> [TASK STATEMENT] Each line in the records that mentions the word "number" needs to be listed.

> [Dataset rows describing interfaces]

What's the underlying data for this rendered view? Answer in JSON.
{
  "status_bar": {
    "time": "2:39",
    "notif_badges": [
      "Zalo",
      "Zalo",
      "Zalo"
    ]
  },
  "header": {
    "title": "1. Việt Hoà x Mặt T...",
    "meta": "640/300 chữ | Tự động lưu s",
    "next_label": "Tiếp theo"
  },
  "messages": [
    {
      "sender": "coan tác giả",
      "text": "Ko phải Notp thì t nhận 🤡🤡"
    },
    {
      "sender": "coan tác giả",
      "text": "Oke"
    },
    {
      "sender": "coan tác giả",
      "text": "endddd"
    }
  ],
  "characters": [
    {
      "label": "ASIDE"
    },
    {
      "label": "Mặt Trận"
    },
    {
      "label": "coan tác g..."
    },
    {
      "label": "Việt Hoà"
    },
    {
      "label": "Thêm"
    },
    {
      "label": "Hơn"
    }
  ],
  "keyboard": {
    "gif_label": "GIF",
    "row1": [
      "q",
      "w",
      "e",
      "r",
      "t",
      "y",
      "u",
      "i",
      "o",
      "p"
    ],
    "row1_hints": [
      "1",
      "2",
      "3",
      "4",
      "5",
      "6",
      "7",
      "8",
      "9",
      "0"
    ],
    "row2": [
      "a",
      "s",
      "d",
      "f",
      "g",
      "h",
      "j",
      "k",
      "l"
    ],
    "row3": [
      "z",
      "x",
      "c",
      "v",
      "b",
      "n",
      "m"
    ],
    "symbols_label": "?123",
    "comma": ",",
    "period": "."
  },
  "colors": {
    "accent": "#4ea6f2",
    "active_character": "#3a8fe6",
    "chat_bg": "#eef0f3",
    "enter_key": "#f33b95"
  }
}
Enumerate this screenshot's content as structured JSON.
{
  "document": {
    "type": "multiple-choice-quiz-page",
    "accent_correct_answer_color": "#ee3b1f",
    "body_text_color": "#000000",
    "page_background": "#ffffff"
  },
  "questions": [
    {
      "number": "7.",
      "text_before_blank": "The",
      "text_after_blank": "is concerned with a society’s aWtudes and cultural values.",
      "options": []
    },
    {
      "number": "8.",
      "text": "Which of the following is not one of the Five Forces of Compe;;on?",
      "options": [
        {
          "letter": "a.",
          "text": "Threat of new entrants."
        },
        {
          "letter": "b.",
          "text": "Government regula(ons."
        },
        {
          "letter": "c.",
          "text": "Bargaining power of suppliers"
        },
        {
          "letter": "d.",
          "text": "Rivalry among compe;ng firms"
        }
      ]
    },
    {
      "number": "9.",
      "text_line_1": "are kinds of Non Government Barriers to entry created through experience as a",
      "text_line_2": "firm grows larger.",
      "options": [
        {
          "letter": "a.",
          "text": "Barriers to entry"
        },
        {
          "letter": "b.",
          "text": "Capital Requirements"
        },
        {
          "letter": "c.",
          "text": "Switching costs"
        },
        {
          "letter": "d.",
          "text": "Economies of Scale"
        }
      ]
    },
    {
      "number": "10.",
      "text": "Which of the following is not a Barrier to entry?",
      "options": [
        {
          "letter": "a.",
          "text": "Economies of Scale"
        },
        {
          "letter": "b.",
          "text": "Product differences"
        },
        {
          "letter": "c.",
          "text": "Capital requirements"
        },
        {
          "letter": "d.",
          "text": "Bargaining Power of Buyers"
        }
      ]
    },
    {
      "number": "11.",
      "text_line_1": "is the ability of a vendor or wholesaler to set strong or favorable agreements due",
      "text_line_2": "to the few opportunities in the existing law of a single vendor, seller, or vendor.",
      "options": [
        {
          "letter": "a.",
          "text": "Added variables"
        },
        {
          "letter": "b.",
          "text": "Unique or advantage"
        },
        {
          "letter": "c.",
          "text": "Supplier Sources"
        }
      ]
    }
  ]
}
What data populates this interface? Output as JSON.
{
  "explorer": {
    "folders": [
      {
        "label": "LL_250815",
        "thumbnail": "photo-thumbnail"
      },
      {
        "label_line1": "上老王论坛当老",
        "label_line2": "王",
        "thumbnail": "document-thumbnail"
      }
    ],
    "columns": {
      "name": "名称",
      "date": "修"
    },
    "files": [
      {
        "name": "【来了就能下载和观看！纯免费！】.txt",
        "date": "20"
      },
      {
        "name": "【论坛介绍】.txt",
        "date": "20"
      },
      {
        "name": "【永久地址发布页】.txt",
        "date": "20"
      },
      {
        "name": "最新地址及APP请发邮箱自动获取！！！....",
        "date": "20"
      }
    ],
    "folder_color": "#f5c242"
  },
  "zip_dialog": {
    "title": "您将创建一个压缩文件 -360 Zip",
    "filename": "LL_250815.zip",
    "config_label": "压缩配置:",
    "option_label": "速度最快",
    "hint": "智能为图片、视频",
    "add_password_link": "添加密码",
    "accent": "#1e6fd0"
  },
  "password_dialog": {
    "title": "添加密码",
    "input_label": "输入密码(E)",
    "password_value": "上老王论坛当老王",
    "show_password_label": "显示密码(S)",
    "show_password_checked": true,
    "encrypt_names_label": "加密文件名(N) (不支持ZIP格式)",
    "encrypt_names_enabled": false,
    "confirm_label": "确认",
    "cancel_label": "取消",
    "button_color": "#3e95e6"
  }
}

> [RESULT OF THE TASK]
      "number": "7.",
      "number": "8.",
      "number": "9.",
      "number": "10.",
      "number": "11.",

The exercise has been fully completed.